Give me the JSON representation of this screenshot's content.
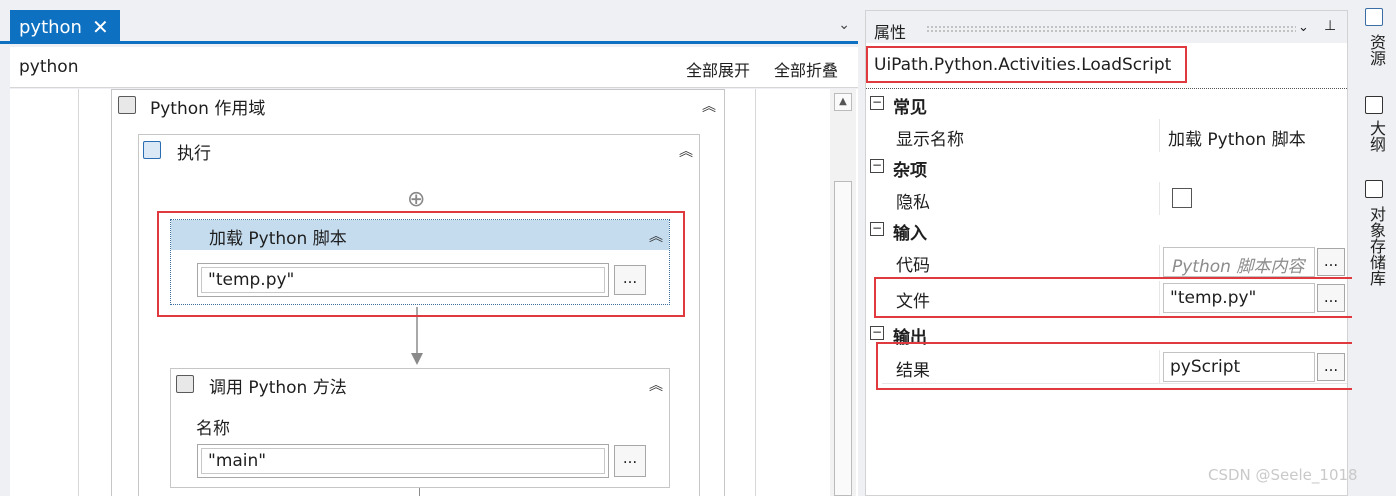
{
  "tab": {
    "title": "python",
    "close": "✕",
    "menu": "⌄"
  },
  "breadcrumb": {
    "label": "python",
    "expand_all": "全部展开",
    "collapse_all": "全部折叠"
  },
  "designer": {
    "scope": {
      "title": "Python 作用域",
      "collapse": "︽"
    },
    "exec": {
      "title": "执行",
      "collapse": "︽"
    },
    "add_icon": "⊕",
    "load_script": {
      "title": "加载 Python 脚本",
      "collapse": "︽",
      "file_value": "\"temp.py\"",
      "dots": "..."
    },
    "invoke_method": {
      "title": "调用 Python 方法",
      "collapse": "︽",
      "name_label": "名称",
      "name_value": "\"main\"",
      "dots": "..."
    }
  },
  "properties": {
    "title": "属性",
    "menu": "⌄",
    "pin": "⊥",
    "type": "UiPath.Python.Activities.LoadScript",
    "categories": {
      "common": {
        "label": "常见",
        "toggle": "−"
      },
      "misc": {
        "label": "杂项",
        "toggle": "−"
      },
      "input": {
        "label": "输入",
        "toggle": "−"
      },
      "output": {
        "label": "输出",
        "toggle": "−"
      }
    },
    "rows": {
      "display_name": {
        "label": "显示名称",
        "value": "加载 Python 脚本"
      },
      "private": {
        "label": "隐私"
      },
      "code": {
        "label": "代码",
        "placeholder": "Python 脚本内容",
        "dots": "..."
      },
      "file": {
        "label": "文件",
        "value": "\"temp.py\"",
        "dots": "..."
      },
      "result": {
        "label": "结果",
        "value": "pyScript",
        "dots": "..."
      }
    }
  },
  "right_strip": {
    "resources": "资源",
    "outline": "大纲",
    "object_repo": "对象存储库"
  },
  "watermark": "CSDN @Seele_1018",
  "colors": {
    "accent": "#0e70c0",
    "selected_header": "#c5dcef",
    "highlight": "#e0393e"
  }
}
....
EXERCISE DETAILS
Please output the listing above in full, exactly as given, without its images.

SOLUTION FOR THIS PROBLEM
Give me the JSON representation of this screenshot's content.
{
  "tab": {
    "title": "python",
    "close": "✕",
    "menu": "⌄"
  },
  "breadcrumb": {
    "label": "python",
    "expand_all": "全部展开",
    "collapse_all": "全部折叠"
  },
  "designer": {
    "scope": {
      "title": "Python 作用域",
      "collapse": "︽"
    },
    "exec": {
      "title": "执行",
      "collapse": "︽"
    },
    "add_icon": "⊕",
    "load_script": {
      "title": "加载 Python 脚本",
      "collapse": "︽",
      "file_value": "\"temp.py\"",
      "dots": "..."
    },
    "invoke_method": {
      "title": "调用 Python 方法",
      "collapse": "︽",
      "name_label": "名称",
      "name_value": "\"main\"",
      "dots": "..."
    }
  },
  "properties": {
    "title": "属性",
    "menu": "⌄",
    "pin": "⊥",
    "type": "UiPath.Python.Activities.LoadScript",
    "categories": {
      "common": {
        "label": "常见",
        "toggle": "−"
      },
      "misc": {
        "label": "杂项",
        "toggle": "−"
      },
      "input": {
        "label": "输入",
        "toggle": "−"
      },
      "output": {
        "label": "输出",
        "toggle": "−"
      }
    },
    "rows": {
      "display_name": {
        "label": "显示名称",
        "value": "加载 Python 脚本"
      },
      "private": {
        "label": "隐私"
      },
      "code": {
        "label": "代码",
        "placeholder": "Python 脚本内容",
        "dots": "..."
      },
      "file": {
        "label": "文件",
        "value": "\"temp.py\"",
        "dots": "..."
      },
      "result": {
        "label": "结果",
        "value": "pyScript",
        "dots": "..."
      }
    }
  },
  "right_strip": {
    "resources": "资源",
    "outline": "大纲",
    "object_repo": "对象存储库"
  },
  "watermark": "CSDN @Seele_1018",
  "colors": {
    "accent": "#0e70c0",
    "selected_header": "#c5dcef",
    "highlight": "#e0393e"
  }
}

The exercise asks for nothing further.